Please restate the data word for word, leaving out no line.

Segment Open

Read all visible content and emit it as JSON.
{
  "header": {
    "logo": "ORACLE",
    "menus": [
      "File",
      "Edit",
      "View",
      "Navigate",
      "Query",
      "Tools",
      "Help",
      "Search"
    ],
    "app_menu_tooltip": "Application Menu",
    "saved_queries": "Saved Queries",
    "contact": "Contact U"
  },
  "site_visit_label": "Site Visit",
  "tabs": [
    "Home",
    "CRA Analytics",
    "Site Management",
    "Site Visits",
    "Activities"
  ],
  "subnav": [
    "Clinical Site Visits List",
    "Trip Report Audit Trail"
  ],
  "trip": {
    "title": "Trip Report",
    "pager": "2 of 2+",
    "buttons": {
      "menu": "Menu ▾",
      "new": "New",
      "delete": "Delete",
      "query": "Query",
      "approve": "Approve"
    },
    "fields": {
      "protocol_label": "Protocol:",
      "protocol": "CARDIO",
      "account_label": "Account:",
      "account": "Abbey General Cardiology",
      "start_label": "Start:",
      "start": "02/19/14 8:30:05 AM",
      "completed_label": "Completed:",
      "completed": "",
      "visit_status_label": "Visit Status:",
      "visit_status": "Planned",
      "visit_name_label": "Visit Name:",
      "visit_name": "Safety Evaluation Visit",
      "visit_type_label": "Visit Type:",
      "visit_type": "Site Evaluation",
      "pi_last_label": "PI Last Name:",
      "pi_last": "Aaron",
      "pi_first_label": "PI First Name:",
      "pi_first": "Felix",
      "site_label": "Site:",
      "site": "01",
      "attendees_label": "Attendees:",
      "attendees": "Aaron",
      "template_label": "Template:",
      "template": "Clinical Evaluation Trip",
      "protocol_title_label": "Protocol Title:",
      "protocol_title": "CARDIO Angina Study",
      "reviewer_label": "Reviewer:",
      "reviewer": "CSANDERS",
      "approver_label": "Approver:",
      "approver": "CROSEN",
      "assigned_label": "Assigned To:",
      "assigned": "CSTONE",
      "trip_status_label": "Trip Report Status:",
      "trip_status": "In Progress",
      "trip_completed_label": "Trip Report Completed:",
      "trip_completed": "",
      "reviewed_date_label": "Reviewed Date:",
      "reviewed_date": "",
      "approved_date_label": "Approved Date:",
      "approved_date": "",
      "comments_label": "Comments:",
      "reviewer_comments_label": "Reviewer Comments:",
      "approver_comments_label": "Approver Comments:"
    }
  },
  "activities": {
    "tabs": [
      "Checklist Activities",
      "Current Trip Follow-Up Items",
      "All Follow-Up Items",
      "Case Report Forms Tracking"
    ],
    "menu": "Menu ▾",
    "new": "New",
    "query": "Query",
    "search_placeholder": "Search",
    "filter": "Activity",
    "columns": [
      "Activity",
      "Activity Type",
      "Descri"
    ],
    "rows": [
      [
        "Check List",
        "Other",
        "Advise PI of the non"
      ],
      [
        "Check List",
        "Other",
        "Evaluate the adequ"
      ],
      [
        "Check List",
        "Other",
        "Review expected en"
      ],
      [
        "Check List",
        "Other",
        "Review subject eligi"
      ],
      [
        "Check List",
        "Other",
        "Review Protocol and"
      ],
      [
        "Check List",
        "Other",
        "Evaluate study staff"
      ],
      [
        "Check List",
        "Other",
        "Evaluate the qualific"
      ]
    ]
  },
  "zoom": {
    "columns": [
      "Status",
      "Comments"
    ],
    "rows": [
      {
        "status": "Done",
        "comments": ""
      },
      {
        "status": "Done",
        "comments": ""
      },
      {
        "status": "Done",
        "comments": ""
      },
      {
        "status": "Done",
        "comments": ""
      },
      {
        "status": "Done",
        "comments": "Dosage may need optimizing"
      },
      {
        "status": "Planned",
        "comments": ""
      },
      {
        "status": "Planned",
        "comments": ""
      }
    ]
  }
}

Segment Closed

(Solution to this exercise):
Read all visible content and emit it as JSON.
{
  "header": {
    "logo": "ORACLE",
    "menus": [
      "File",
      "Edit",
      "View",
      "Navigate",
      "Query",
      "Tools",
      "Help",
      "Search"
    ],
    "app_menu_tooltip": "Application Menu",
    "saved_queries": "Saved Queries",
    "contact": "Contact U"
  },
  "site_visit_label": "Site Visit",
  "tabs": [
    "Home",
    "CRA Analytics",
    "Site Management",
    "Site Visits",
    "Activities"
  ],
  "subnav": [
    "Clinical Site Visits List",
    "Trip Report Audit Trail"
  ],
  "trip": {
    "title": "Trip Report",
    "pager": "2 of 2+",
    "buttons": {
      "menu": "Menu ▾",
      "new": "New",
      "delete": "Delete",
      "query": "Query",
      "approve": "Approve"
    },
    "fields": {
      "protocol_label": "Protocol:",
      "protocol": "CARDIO",
      "account_label": "Account:",
      "account": "Abbey General Cardiology",
      "start_label": "Start:",
      "start": "02/19/14 8:30:05 AM",
      "completed_label": "Completed:",
      "completed": "",
      "visit_status_label": "Visit Status:",
      "visit_status": "Planned",
      "visit_name_label": "Visit Name:",
      "visit_name": "Safety Evaluation Visit",
      "visit_type_label": "Visit Type:",
      "visit_type": "Site Evaluation",
      "pi_last_label": "PI Last Name:",
      "pi_last": "Aaron",
      "pi_first_label": "PI First Name:",
      "pi_first": "Felix",
      "site_label": "Site:",
      "site": "01",
      "attendees_label": "Attendees:",
      "attendees": "Aaron",
      "template_label": "Template:",
      "template": "Clinical Evaluation Trip",
      "protocol_title_label": "Protocol Title:",
      "protocol_title": "CARDIO Angina Study",
      "reviewer_label": "Reviewer:",
      "reviewer": "CSANDERS",
      "approver_label": "Approver:",
      "approver": "CROSEN",
      "assigned_label": "Assigned To:",
      "assigned": "CSTONE",
      "trip_status_label": "Trip Report Status:",
      "trip_status": "In Progress",
      "trip_completed_label": "Trip Report Completed:",
      "trip_completed": "",
      "reviewed_date_label": "Reviewed Date:",
      "reviewed_date": "",
      "approved_date_label": "Approved Date:",
      "approved_date": "",
      "comments_label": "Comments:",
      "reviewer_comments_label": "Reviewer Comments:",
      "approver_comments_label": "Approver Comments:"
    }
  },
  "activities": {
    "tabs": [
      "Checklist Activities",
      "Current Trip Follow-Up Items",
      "All Follow-Up Items",
      "Case Report Forms Tracking"
    ],
    "menu": "Menu ▾",
    "new": "New",
    "query": "Query",
    "search_placeholder": "Search",
    "filter": "Activity",
    "columns": [
      "Activity",
      "Activity Type",
      "Descri"
    ],
    "rows": [
      [
        "Check List",
        "Other",
        "Advise PI of the non"
      ],
      [
        "Check List",
        "Other",
        "Evaluate the adequ"
      ],
      [
        "Check List",
        "Other",
        "Review expected en"
      ],
      [
        "Check List",
        "Other",
        "Review subject eligi"
      ],
      [
        "Check List",
        "Other",
        "Review Protocol and"
      ],
      [
        "Check List",
        "Other",
        "Evaluate study staff"
      ],
      [
        "Check List",
        "Other",
        "Evaluate the qualific"
      ]
    ]
  },
  "zoom": {
    "columns": [
      "Status",
      "Comments"
    ],
    "rows": [
      {
        "status": "Done",
        "comments": ""
      },
      {
        "status": "Done",
        "comments": ""
      },
      {
        "status": "Done",
        "comments": ""
      },
      {
        "status": "Done",
        "comments": ""
      },
      {
        "status": "Done",
        "comments": "Dosage may need optimizing"
      },
      {
        "status": "Planned",
        "comments": ""
      },
      {
        "status": "Planned",
        "comments": ""
      }
    ]
  }
}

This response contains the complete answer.